Work instruction =
A verbatim repeat of the lines below is required, with the pictures removed.

Exercise data =
----

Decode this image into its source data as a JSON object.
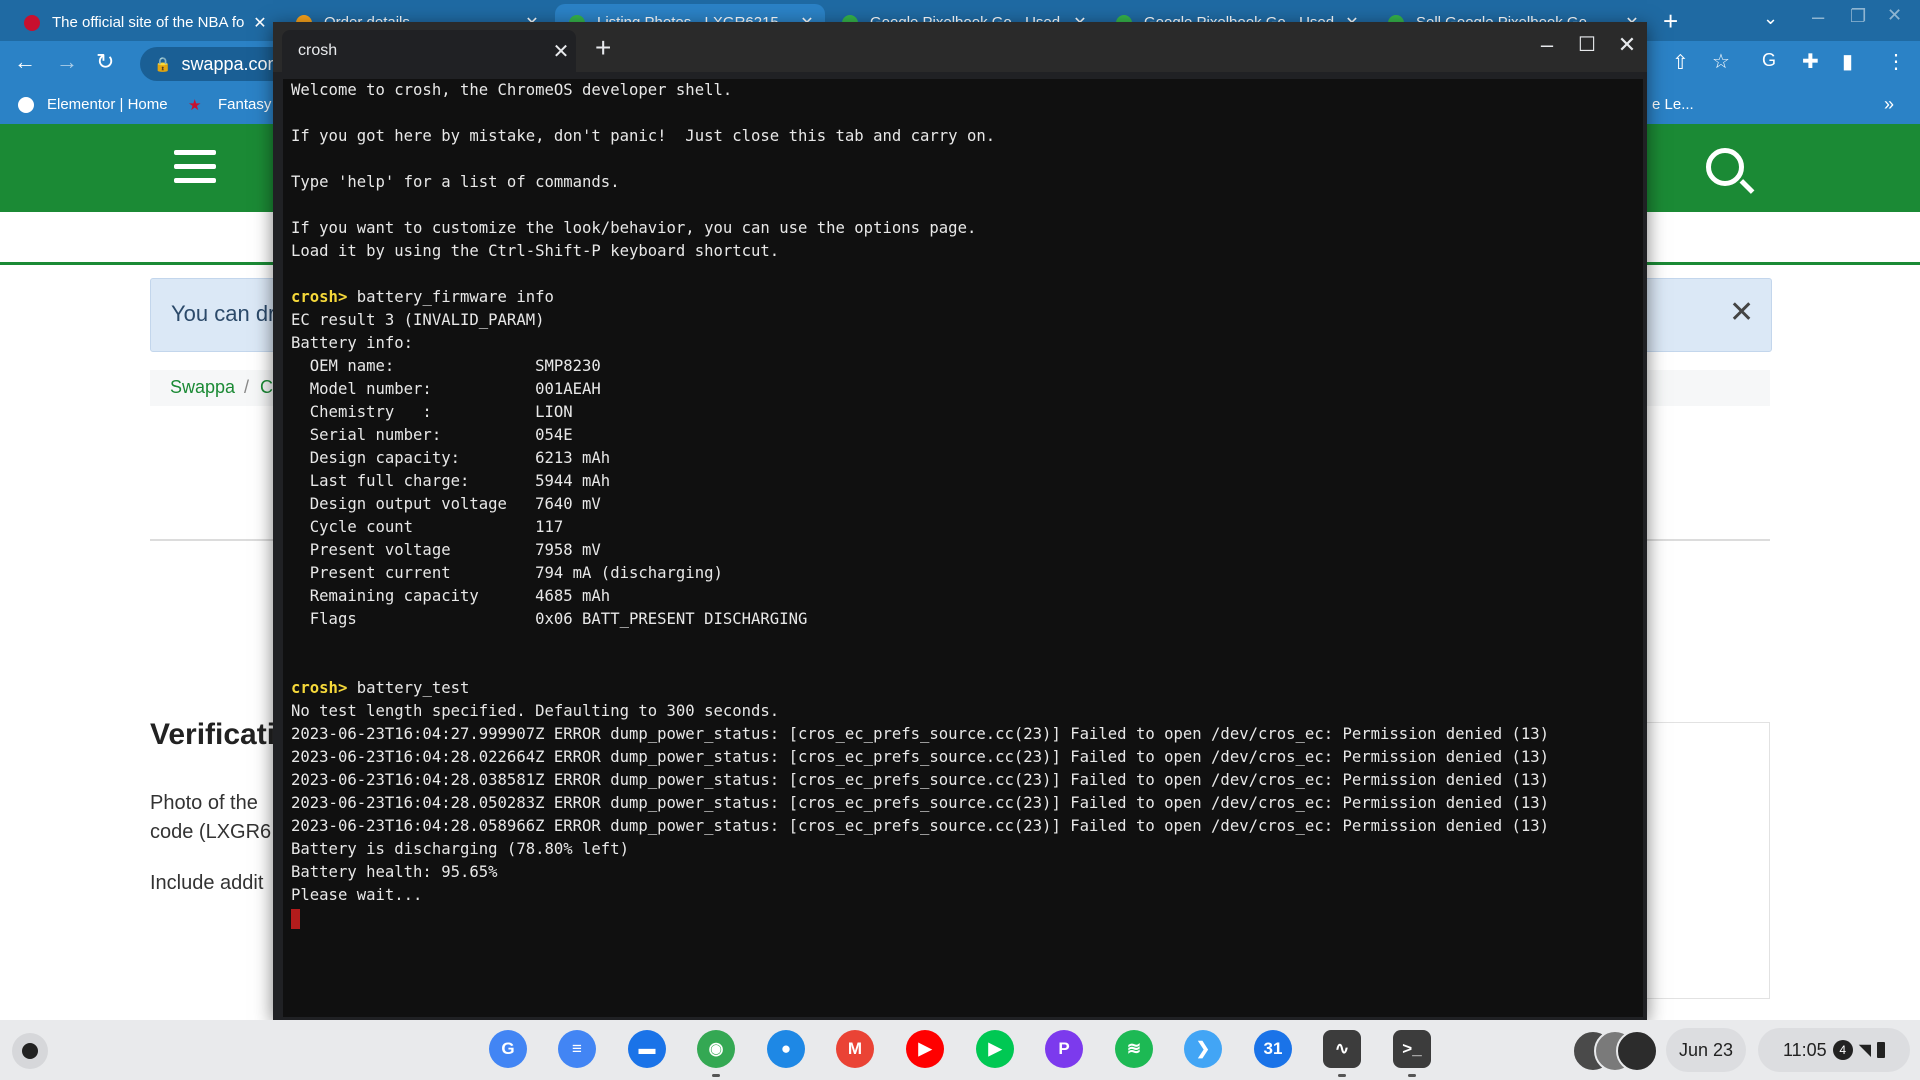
{
  "browser": {
    "tabs": [
      {
        "title": "The official site of the NBA fo",
        "color": "#c8102e"
      },
      {
        "title": "Order details",
        "color": "#f7a21b"
      },
      {
        "title": "Listing Photos - LXGR6215",
        "color": "#35b34a"
      },
      {
        "title": "Google Pixelbook Go - Used",
        "color": "#35b34a"
      },
      {
        "title": "Google Pixelbook Go - Used",
        "color": "#35b34a"
      },
      {
        "title": "Sell Google Pixelbook Go",
        "color": "#35b34a"
      }
    ],
    "url": "swappa.com",
    "bookmarks": [
      {
        "label": "Elementor | Home"
      },
      {
        "label": "Fantasy"
      },
      {
        "label": "e Le..."
      }
    ]
  },
  "page": {
    "alert_text": "You can dra",
    "breadcrumb_home": "Swappa",
    "breadcrumb_sep": "/",
    "breadcrumb_next": "C",
    "section_title": "Verificati",
    "para1_line1": "Photo of the",
    "para1_line2": "code (LXGR6",
    "para2": "Include addit"
  },
  "crosh": {
    "tab_label": "crosh",
    "close_glyph": "✕",
    "new_tab_glyph": "+",
    "lines": [
      {
        "t": "Welcome to crosh, the ChromeOS developer shell."
      },
      {
        "t": ""
      },
      {
        "t": "If you got here by mistake, don't panic!  Just close this tab and carry on."
      },
      {
        "t": ""
      },
      {
        "t": "Type 'help' for a list of commands."
      },
      {
        "t": ""
      },
      {
        "t": "If you want to customize the look/behavior, you can use the options page."
      },
      {
        "t": "Load it by using the Ctrl-Shift-P keyboard shortcut."
      },
      {
        "t": ""
      },
      {
        "prompt": "crosh>",
        "t": " battery_firmware info"
      },
      {
        "t": "EC result 3 (INVALID_PARAM)"
      },
      {
        "t": "Battery info:"
      },
      {
        "t": "  OEM name:               SMP8230"
      },
      {
        "t": "  Model number:           001AEAH"
      },
      {
        "t": "  Chemistry   :           LION"
      },
      {
        "t": "  Serial number:          054E"
      },
      {
        "t": "  Design capacity:        6213 mAh"
      },
      {
        "t": "  Last full charge:       5944 mAh"
      },
      {
        "t": "  Design output voltage   7640 mV"
      },
      {
        "t": "  Cycle count             117"
      },
      {
        "t": "  Present voltage         7958 mV"
      },
      {
        "t": "  Present current         794 mA (discharging)"
      },
      {
        "t": "  Remaining capacity      4685 mAh"
      },
      {
        "t": "  Flags                   0x06 BATT_PRESENT DISCHARGING"
      },
      {
        "t": ""
      },
      {
        "t": ""
      },
      {
        "prompt": "crosh>",
        "t": " battery_test"
      },
      {
        "t": "No test length specified. Defaulting to 300 seconds."
      },
      {
        "t": "2023-06-23T16:04:27.999907Z ERROR dump_power_status: [cros_ec_prefs_source.cc(23)] Failed to open /dev/cros_ec: Permission denied (13)"
      },
      {
        "t": "2023-06-23T16:04:28.022664Z ERROR dump_power_status: [cros_ec_prefs_source.cc(23)] Failed to open /dev/cros_ec: Permission denied (13)"
      },
      {
        "t": "2023-06-23T16:04:28.038581Z ERROR dump_power_status: [cros_ec_prefs_source.cc(23)] Failed to open /dev/cros_ec: Permission denied (13)"
      },
      {
        "t": "2023-06-23T16:04:28.050283Z ERROR dump_power_status: [cros_ec_prefs_source.cc(23)] Failed to open /dev/cros_ec: Permission denied (13)"
      },
      {
        "t": "2023-06-23T16:04:28.058966Z ERROR dump_power_status: [cros_ec_prefs_source.cc(23)] Failed to open /dev/cros_ec: Permission denied (13)"
      },
      {
        "t": "Battery is discharging (78.80% left)"
      },
      {
        "t": "Battery health: 95.65%"
      },
      {
        "t": "Please wait..."
      }
    ]
  },
  "shelf": {
    "apps": [
      {
        "name": "google-translate-icon",
        "glyph": "G",
        "color": "#4285f4"
      },
      {
        "name": "google-docs-icon",
        "glyph": "≡",
        "color": "#4285f4"
      },
      {
        "name": "files-icon",
        "glyph": "▬",
        "color": "#1a73e8"
      },
      {
        "name": "chrome-icon",
        "glyph": "◉",
        "color": "#34a853"
      },
      {
        "name": "google-chat-icon",
        "glyph": "●",
        "color": "#1e88e5"
      },
      {
        "name": "gmail-icon",
        "glyph": "M",
        "color": "#ea4335"
      },
      {
        "name": "youtube-icon",
        "glyph": "▶",
        "color": "#ff0000"
      },
      {
        "name": "play-store-icon",
        "glyph": "▶",
        "color": "#00c853"
      },
      {
        "name": "picsart-icon",
        "glyph": "P",
        "color": "#7c3aed"
      },
      {
        "name": "spotify-icon",
        "glyph": "≋",
        "color": "#1db954"
      },
      {
        "name": "flutter-icon",
        "glyph": "❯",
        "color": "#42a5f5"
      },
      {
        "name": "google-calendar-icon",
        "glyph": "31",
        "color": "#1a73e8"
      },
      {
        "name": "activity-graph-icon",
        "glyph": "∿",
        "color": "#3c3c3c"
      },
      {
        "name": "terminal-icon",
        "glyph": ">_",
        "color": "#3c3c3c"
      }
    ],
    "date": "Jun 23",
    "time": "11:05",
    "notification_count": "4"
  }
}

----

Exercise solution =
Decode this image into its source data as a JSON object.
{
  "browser": {
    "tabs": [
      {
        "title": "The official site of the NBA fo",
        "color": "#c8102e"
      },
      {
        "title": "Order details",
        "color": "#f7a21b"
      },
      {
        "title": "Listing Photos - LXGR6215",
        "color": "#35b34a"
      },
      {
        "title": "Google Pixelbook Go - Used",
        "color": "#35b34a"
      },
      {
        "title": "Google Pixelbook Go - Used",
        "color": "#35b34a"
      },
      {
        "title": "Sell Google Pixelbook Go",
        "color": "#35b34a"
      }
    ],
    "url": "swappa.com",
    "bookmarks": [
      {
        "label": "Elementor | Home"
      },
      {
        "label": "Fantasy"
      },
      {
        "label": "e Le..."
      }
    ]
  },
  "page": {
    "alert_text": "You can dra",
    "breadcrumb_home": "Swappa",
    "breadcrumb_sep": "/",
    "breadcrumb_next": "C",
    "section_title": "Verificati",
    "para1_line1": "Photo of the",
    "para1_line2": "code (LXGR6",
    "para2": "Include addit"
  },
  "crosh": {
    "tab_label": "crosh",
    "close_glyph": "✕",
    "new_tab_glyph": "+",
    "lines": [
      {
        "t": "Welcome to crosh, the ChromeOS developer shell."
      },
      {
        "t": ""
      },
      {
        "t": "If you got here by mistake, don't panic!  Just close this tab and carry on."
      },
      {
        "t": ""
      },
      {
        "t": "Type 'help' for a list of commands."
      },
      {
        "t": ""
      },
      {
        "t": "If you want to customize the look/behavior, you can use the options page."
      },
      {
        "t": "Load it by using the Ctrl-Shift-P keyboard shortcut."
      },
      {
        "t": ""
      },
      {
        "prompt": "crosh>",
        "t": " battery_firmware info"
      },
      {
        "t": "EC result 3 (INVALID_PARAM)"
      },
      {
        "t": "Battery info:"
      },
      {
        "t": "  OEM name:               SMP8230"
      },
      {
        "t": "  Model number:           001AEAH"
      },
      {
        "t": "  Chemistry   :           LION"
      },
      {
        "t": "  Serial number:          054E"
      },
      {
        "t": "  Design capacity:        6213 mAh"
      },
      {
        "t": "  Last full charge:       5944 mAh"
      },
      {
        "t": "  Design output voltage   7640 mV"
      },
      {
        "t": "  Cycle count             117"
      },
      {
        "t": "  Present voltage         7958 mV"
      },
      {
        "t": "  Present current         794 mA (discharging)"
      },
      {
        "t": "  Remaining capacity      4685 mAh"
      },
      {
        "t": "  Flags                   0x06 BATT_PRESENT DISCHARGING"
      },
      {
        "t": ""
      },
      {
        "t": ""
      },
      {
        "prompt": "crosh>",
        "t": " battery_test"
      },
      {
        "t": "No test length specified. Defaulting to 300 seconds."
      },
      {
        "t": "2023-06-23T16:04:27.999907Z ERROR dump_power_status: [cros_ec_prefs_source.cc(23)] Failed to open /dev/cros_ec: Permission denied (13)"
      },
      {
        "t": "2023-06-23T16:04:28.022664Z ERROR dump_power_status: [cros_ec_prefs_source.cc(23)] Failed to open /dev/cros_ec: Permission denied (13)"
      },
      {
        "t": "2023-06-23T16:04:28.038581Z ERROR dump_power_status: [cros_ec_prefs_source.cc(23)] Failed to open /dev/cros_ec: Permission denied (13)"
      },
      {
        "t": "2023-06-23T16:04:28.050283Z ERROR dump_power_status: [cros_ec_prefs_source.cc(23)] Failed to open /dev/cros_ec: Permission denied (13)"
      },
      {
        "t": "2023-06-23T16:04:28.058966Z ERROR dump_power_status: [cros_ec_prefs_source.cc(23)] Failed to open /dev/cros_ec: Permission denied (13)"
      },
      {
        "t": "Battery is discharging (78.80% left)"
      },
      {
        "t": "Battery health: 95.65%"
      },
      {
        "t": "Please wait..."
      }
    ]
  },
  "shelf": {
    "apps": [
      {
        "name": "google-translate-icon",
        "glyph": "G",
        "color": "#4285f4"
      },
      {
        "name": "google-docs-icon",
        "glyph": "≡",
        "color": "#4285f4"
      },
      {
        "name": "files-icon",
        "glyph": "▬",
        "color": "#1a73e8"
      },
      {
        "name": "chrome-icon",
        "glyph": "◉",
        "color": "#34a853"
      },
      {
        "name": "google-chat-icon",
        "glyph": "●",
        "color": "#1e88e5"
      },
      {
        "name": "gmail-icon",
        "glyph": "M",
        "color": "#ea4335"
      },
      {
        "name": "youtube-icon",
        "glyph": "▶",
        "color": "#ff0000"
      },
      {
        "name": "play-store-icon",
        "glyph": "▶",
        "color": "#00c853"
      },
      {
        "name": "picsart-icon",
        "glyph": "P",
        "color": "#7c3aed"
      },
      {
        "name": "spotify-icon",
        "glyph": "≋",
        "color": "#1db954"
      },
      {
        "name": "flutter-icon",
        "glyph": "❯",
        "color": "#42a5f5"
      },
      {
        "name": "google-calendar-icon",
        "glyph": "31",
        "color": "#1a73e8"
      },
      {
        "name": "activity-graph-icon",
        "glyph": "∿",
        "color": "#3c3c3c"
      },
      {
        "name": "terminal-icon",
        "glyph": ">_",
        "color": "#3c3c3c"
      }
    ],
    "date": "Jun 23",
    "time": "11:05",
    "notification_count": "4"
  }
}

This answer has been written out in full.